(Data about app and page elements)
BEGIN

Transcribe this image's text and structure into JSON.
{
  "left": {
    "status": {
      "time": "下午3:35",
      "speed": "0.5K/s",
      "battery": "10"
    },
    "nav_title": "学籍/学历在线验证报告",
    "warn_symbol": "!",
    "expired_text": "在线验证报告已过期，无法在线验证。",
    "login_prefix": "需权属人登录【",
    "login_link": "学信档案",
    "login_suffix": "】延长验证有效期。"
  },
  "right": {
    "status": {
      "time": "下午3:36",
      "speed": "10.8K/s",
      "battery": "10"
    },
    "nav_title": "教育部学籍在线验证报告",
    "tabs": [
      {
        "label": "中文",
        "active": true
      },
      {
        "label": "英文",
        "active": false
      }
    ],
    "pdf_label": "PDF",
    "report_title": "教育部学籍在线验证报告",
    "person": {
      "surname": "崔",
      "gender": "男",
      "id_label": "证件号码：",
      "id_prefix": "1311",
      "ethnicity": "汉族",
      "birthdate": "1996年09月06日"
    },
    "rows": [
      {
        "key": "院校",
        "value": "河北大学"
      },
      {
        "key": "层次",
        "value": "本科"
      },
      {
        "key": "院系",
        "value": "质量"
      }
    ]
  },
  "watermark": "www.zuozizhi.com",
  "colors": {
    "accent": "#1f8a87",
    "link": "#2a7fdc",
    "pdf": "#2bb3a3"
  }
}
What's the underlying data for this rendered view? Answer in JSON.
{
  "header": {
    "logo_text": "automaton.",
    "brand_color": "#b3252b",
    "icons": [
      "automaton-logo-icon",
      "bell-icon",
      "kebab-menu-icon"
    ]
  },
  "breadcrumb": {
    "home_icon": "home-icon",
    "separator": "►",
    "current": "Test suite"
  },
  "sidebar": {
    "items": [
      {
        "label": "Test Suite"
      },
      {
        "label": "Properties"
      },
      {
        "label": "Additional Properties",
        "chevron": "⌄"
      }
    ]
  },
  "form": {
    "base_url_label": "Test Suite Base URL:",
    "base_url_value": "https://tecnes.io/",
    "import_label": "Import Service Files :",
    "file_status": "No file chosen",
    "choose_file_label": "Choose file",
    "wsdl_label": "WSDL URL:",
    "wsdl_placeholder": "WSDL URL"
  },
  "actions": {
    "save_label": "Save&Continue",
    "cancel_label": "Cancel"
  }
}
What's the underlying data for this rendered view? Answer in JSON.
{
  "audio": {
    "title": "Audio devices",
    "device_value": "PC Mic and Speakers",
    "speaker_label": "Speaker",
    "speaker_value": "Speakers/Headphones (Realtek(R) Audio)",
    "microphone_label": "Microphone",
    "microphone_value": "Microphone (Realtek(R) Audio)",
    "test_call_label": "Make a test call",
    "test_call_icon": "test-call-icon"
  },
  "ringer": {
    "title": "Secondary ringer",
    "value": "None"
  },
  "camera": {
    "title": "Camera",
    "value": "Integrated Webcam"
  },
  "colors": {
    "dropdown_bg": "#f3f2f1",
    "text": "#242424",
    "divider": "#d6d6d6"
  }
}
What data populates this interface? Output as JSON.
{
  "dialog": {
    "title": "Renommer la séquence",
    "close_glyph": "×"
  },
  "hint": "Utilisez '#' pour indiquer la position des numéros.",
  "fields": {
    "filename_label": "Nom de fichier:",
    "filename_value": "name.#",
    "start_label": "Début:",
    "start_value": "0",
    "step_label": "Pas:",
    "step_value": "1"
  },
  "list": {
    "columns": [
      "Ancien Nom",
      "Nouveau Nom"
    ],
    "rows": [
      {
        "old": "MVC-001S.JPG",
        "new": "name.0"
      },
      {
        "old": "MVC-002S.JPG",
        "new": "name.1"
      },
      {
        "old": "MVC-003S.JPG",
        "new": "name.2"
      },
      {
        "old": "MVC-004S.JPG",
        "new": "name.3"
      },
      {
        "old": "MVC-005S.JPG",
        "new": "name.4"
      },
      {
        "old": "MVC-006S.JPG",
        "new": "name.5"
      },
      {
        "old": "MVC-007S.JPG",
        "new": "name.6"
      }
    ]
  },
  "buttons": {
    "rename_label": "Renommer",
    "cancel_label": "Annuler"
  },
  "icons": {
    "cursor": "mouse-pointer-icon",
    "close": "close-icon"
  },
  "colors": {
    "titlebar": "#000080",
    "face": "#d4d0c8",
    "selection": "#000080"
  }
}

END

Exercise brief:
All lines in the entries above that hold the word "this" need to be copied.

Answer section:
Transcribe this image's text and structure into JSON.
What's the underlying data for this rendered view? Answer in JSON.
What's the underlying data for this rendered view? Answer in JSON.
What data populates this interface? Output as JSON.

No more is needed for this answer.